For all of these reasons, it is difficult for Jerónimo and the MLP to leave their mark on national politics. The Government is pursuing a right-wing policy, aided by a predominantly conservative majority in parliament. The voice of Jerónimo and her party is often overlooked.
But, for Jerónimo, speaking out is a matter of principle and representation. Decisions about her party’s agenda are made at gatherings in the Maya communities.
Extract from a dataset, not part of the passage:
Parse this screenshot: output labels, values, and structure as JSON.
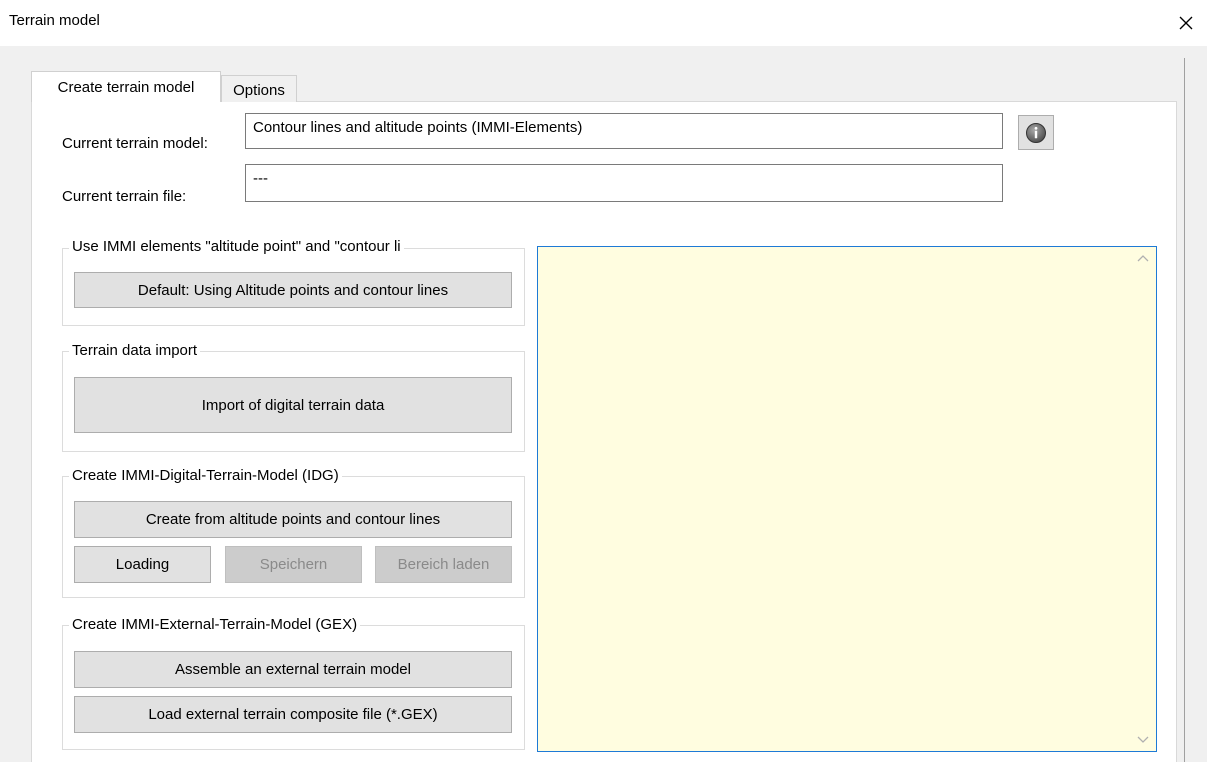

It is this voice that Jerónimo is trying to make heard in Parliament.
“It is important that what I say and try to achieve in Parliament is always based on the consensus of our communities,” explains Jerónimo. “We drew up a programme of fourteen main themes, and we want to propose laws based on this agreement.”
Most of the themes relate to poverty, inequality and human rights. “We are now drafting a proposal to re-nationalize the public services that have been privatized in recent years,” she explains. “Guatemala’s problems stem from exploitation. That must stop.”
Towards gender equality?
Both Jerónimo and Zepeda realize that their work sets an example in a country where machismo is still the norm. They both believe there is a long way to go before equality becomes a reality in Guatemala and Honduras.
“It is a constant struggle for us, as women, to find our place in public administration in Honduras,” said Zepeda. “We are not equally represented in politics.”
But Zepeda is optimistic: “A lot of progress is being made, there are more and more women candidates. And there are new electoral laws on quotas. But these laws must be implemented correctly.”
Vicenta Jerónimo equates the struggle for women’s rights in Guatemala with the struggle for land, and the rights of the indigenous population and the poor. “It is a struggle against capitalism, against the ideology of exploitation that has oppressed and sidelined farmers, women and indigenous peoples,” she explains.
“Change must come from within the population itself, not from the political class. That is why we will always continue to act based on what is decided by our supporters.”
Neither woman is placing a focus on their future political careers. Zepeda still has one and a half years to go as Deputy Mayor, while Jerónimo has another three and a half years as an MP.
“Most of all, I want to close the current period well,” says Zepeda firmly.
“So far, we have done well on both an administrative and social level. I notice that the people in La Ceíba are satisfied with us. I do not believe that having a political or administrative position should be an end in itself. It has to be a calling, something that I want to do, and that is consistent with my values. ”
Jerónimo says her role depends on her supporters. “When we talk about my political future, we are talking about the future envisioned by the peoples of Guatemala, whom I represent. They will determine if I can continue after these four years.”